23 August 2013
Citizens’ Perceptions of Public Services
This course will introduce students to a number of different theoretical perspectives with a distinct focus on citizens’ perceptions of public services. Among the theoretical perspectives that we will touch upon are voter and performance information, fiscal illusions, and various accounts on citizen satisfaction (for instance the expectancy-disconfirmation model). Citizens’ perception of the performance of their government and the quality of the services provided by the public sector is obviously a core question in established democracies. It has therefore also been studied extensively within various disciplines such as comparative politics, public policy, and framing studies. This course focuses on citizens’ perceptions in a public administration perspective entailing that we are interested in to what extent knowledge about citizen perceptions can and should be used to benchmark public organizations and to guide future policy-making. The point of departure is the claim in the literature on voter information that most voters do not have the information necessary fully to judge the performance of incumbent governments or to assess alternative administrations when they seek to exercise democratic control. The course falls into three main parts. The first part deals with the basis of citizens’ perceptions of public services. The question is whether citizens’ assessments are based on valid knowledge and to what extent their perceptions can be influenced if they are presented to new and valid information. We will also touch upon the literature on fiscal illusions which suggests that citizens systematically underestimate the costs of public services and therefore demand more public spending than they would if they had been fully informed. Among the questions that we will discuss in this respect is the empirical evidence of such illusions and why such systematic misperceptions form. The second part deals with the widespread use of citizen satisfaction surveys as a means to assess quality and performance in the public sector. The main question is under what conditions such surveys constitute a valid tool by which quality can be assessed. Moreover, we will discuss the drivers of citizen satisfaction. In the first and second part of the course, citizens’ perceptions are mainly dealt with as a dependent variable. In the third part we will handle it as an independent variable and look at how citizen’ perceptions of costs and quality shape their behavior. The main question is how citizens react in case of dissatisfaction and why they do it. The theoretical point of departure in this part of the course will be Tiebout-model which states that citizens select local governments by moving and the EVLN-model exit, voice, loyalty, and neglect proposed by Lyons et al. The course mainly has a theoretical focus. However, we will also spend some time discussing methodological issues; for instance, the validity of conclusions in empirical papers and how we could design studies in order to examine the questions raised during the course.

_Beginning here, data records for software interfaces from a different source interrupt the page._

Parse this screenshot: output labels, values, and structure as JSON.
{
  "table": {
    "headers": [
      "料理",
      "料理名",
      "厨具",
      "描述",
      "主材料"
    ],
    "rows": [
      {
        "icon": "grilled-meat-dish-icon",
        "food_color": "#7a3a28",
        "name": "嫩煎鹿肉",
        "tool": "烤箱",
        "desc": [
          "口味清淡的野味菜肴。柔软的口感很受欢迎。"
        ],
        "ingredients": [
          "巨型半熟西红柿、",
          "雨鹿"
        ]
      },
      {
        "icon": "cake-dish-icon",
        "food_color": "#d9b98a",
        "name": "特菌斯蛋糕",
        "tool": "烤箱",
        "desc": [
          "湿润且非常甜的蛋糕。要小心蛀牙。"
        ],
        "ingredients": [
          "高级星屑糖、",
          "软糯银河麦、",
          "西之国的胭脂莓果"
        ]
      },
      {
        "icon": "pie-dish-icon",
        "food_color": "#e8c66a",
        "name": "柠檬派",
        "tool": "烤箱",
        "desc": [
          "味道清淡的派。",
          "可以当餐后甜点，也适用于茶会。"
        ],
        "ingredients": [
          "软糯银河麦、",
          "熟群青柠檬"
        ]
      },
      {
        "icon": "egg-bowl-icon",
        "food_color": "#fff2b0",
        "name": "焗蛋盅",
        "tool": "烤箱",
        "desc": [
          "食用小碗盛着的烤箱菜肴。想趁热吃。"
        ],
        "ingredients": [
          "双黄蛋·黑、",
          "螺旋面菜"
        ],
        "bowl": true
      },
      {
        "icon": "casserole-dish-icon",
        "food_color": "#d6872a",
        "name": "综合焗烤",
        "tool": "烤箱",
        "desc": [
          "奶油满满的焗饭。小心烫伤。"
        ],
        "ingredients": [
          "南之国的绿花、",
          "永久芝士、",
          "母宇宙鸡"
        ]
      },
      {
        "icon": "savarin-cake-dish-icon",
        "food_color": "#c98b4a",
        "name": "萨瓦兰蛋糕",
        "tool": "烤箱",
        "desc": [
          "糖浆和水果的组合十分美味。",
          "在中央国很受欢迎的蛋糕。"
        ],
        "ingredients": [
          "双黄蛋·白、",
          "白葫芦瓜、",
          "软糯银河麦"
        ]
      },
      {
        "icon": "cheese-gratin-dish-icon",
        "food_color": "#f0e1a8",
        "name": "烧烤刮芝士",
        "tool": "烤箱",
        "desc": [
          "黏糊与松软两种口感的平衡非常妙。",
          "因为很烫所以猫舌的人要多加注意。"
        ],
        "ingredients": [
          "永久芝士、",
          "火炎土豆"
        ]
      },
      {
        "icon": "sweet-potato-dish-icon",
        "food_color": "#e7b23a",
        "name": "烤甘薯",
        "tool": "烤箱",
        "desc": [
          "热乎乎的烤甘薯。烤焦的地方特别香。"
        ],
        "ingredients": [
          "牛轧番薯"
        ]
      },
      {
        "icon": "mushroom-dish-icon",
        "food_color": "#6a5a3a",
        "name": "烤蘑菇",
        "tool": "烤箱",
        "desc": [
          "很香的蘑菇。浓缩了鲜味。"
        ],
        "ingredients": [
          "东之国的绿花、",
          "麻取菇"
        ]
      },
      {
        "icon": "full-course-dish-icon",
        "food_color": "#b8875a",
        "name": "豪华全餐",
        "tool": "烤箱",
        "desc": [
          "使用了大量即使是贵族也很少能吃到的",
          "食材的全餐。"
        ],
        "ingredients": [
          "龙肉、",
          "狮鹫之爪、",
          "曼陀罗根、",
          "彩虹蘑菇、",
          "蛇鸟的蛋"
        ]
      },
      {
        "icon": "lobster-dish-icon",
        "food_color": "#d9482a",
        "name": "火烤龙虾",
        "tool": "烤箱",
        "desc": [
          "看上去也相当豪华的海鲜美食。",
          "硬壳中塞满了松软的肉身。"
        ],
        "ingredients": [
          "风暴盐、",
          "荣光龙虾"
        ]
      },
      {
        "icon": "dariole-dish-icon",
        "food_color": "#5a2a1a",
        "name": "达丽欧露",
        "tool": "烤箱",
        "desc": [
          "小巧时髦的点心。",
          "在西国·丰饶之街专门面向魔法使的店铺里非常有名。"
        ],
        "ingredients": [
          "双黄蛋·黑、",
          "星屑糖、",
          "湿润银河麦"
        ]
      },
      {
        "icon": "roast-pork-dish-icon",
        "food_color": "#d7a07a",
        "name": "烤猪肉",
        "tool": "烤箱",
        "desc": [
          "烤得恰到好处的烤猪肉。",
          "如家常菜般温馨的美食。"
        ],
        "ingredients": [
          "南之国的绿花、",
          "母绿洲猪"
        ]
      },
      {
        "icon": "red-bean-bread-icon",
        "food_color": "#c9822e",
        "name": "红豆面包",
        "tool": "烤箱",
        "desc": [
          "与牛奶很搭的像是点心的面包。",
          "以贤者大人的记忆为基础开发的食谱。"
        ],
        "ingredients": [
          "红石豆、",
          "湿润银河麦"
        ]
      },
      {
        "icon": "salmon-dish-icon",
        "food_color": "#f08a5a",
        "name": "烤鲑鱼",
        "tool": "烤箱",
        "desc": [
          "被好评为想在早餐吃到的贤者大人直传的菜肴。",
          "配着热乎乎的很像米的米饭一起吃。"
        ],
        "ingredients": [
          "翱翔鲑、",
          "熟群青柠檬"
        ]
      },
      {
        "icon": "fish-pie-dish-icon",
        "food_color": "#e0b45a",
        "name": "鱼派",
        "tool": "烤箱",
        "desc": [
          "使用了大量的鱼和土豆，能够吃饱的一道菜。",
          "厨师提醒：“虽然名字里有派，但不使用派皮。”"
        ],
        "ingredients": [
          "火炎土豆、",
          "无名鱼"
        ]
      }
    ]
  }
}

Martin Bækgaard, Aarhus University
The objectives for this module are ability to:
- Describe and compare relevant theories as regards citizens’ perceptions of public services.
- Discuss the advantages and drawbacks of using different research designs and methods to study citizens’ perceptions of public services.
- Critically valuate and discuss theoretical and methodological strengths and weaknesses of existing studies of citizens’ perceptions of public services.
- Analyze and discuss to what extent citizens’ perceptions of public services is based on misperceptions.
- Analyze and discuss to what extent citizens’ perceptions can be shaped by new information.
- Analyze and discuss drivers of citizens’ satisfaction with public services
- Analyze and discuss how citizens react when dissatisfied with public services and why they do so.
- Present their analysis in a clearly written language.
EUR 0: Students on a bilateral exchange programme do not have to pay. Freemovers are obliged to pay participation fees while tuition fees only apply to freemovers from countries outside the EU/EEA/Switzerland.